Latin America led with the highest rate of SaaS adoption, with 30% of companies reporting SaaS use. Latin America also reported a high percentage of budget going to SaaS at 12.4%. (For comparison, North America, where many SaaS deployment options initially saw traction, showed 25% adoption and represented 7% of overall software budgets.)
Other emerging geographies that reported high adoption included emerging Asian countries (China/Hong Kong/India/Russia). This group reported 21% SaaS usage and 8.9% of software budget going to SaaS. More established Asia Pacific economies (Japan/Australia/New Zealand) reported only 16% SaaS adoption and only 6.5% of software budget going to SaaS.
For more on the data including more details and more insight into additional geographies, look for our upcoming report.
I once played golf with an ex-politician who ran Liverpool Council until he had to resign after being caught accepting bribes from local firms tendering for lucrative council contracts. He claimed there was no impropriety because all the bidders paid him the same amount. I remembered this story when the leader of IBM’s sell-side e-commerce program, presenting at Ariba Live this week, talked about moving selling “off the green and into the blue.” His goal is to make IBM customers’ on-line buying experience (the blue) so great that IBM can reduce the time its sales reps spend playing golf with customers (the green).

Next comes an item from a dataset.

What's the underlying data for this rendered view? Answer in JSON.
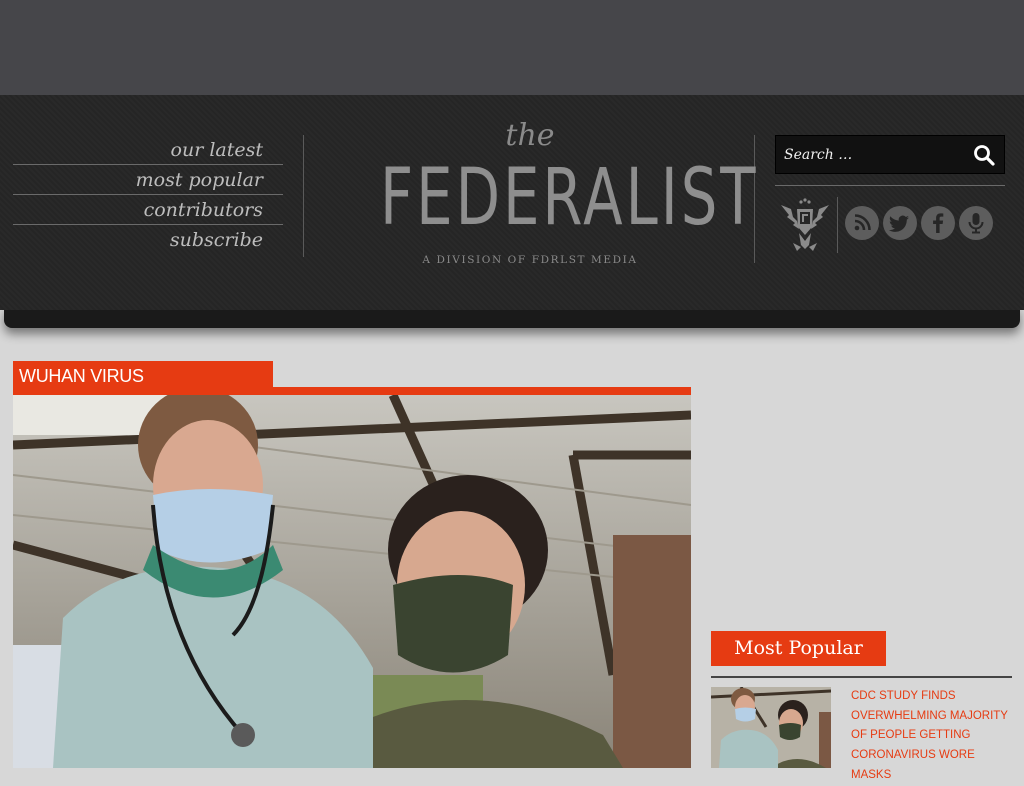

Of course, that message went down like a lead balloon at a software event packed with sales reps and purchasing managers (not to mention analysts) who regard frequent corporate shindigs as an important compensation for an otherwise overworked and underpaid existence. He is right that suppliers should integrate their order processing system with customers’ eProcurement applications, such as via a supplier network, but not at the expense of the business relationship. Moreover, though it’s a nice tag line, it confuses sourcing (deciding from whom to buy) with procurement (getting things you need from the approved sources).
Unfortunately, this week’s IT Forum is at the same time as the World Innovation Forum, which many of my professional colleagues are attending. But Forrester’s IT Forums still give me a much great opportunity to interact with people who are working on innovation initiatives, so I'm not complaining. I’m looking forward to reporting on my experience in Lisbon next week.
Here are a few of my observations from the Vegas event:
Bob Calderoni and Tim Minahan, Ariba’s CEO and CMO respectively, explained their vision for the future of supplier networks at the company’s Ariba Live customer event this week. The basic concepts, of a B2B community with value-adding services for sellers, such as prospect discovery and multi-customer e-invoicing, is one I’ve advocated to network providers for a long time, including in my report of internetwork interoperability (Enterprises Should Push Supplier Networks To Deliver Interoperability). The community concept is certainly fashionable at the moment, with lots of business-to-business (B2B) technology vendors trying to match the success of Facebook, LinkedIn, Twitter, and the like. The big question is whether Ariba can achieve the universal reach that the commerce cloud will need if it is to deliver value to its members.
Social media consumers don’t seem to be worried by monopolies. As my daughters tell me, people of their age have to be on Facebook to know what’s going on. There’s no point using other services like MySpace or Bebo (or, for older readers, Yahoo Groups, Geocities, Friends Reunited, and their equally overhyped predecessors), because everyone uses Facebook, and the community only works if everyone’s in it. It’s the same with B2B eCommerce — supplier-side members want to know about all the relevant parties (i.e., RFX’s), and party organizers (i.e., buyers) want to publish the invitation in one place yet still reach all their potential friends. In practice, this means the community must either be:
a) a broad stratus formation covering everything,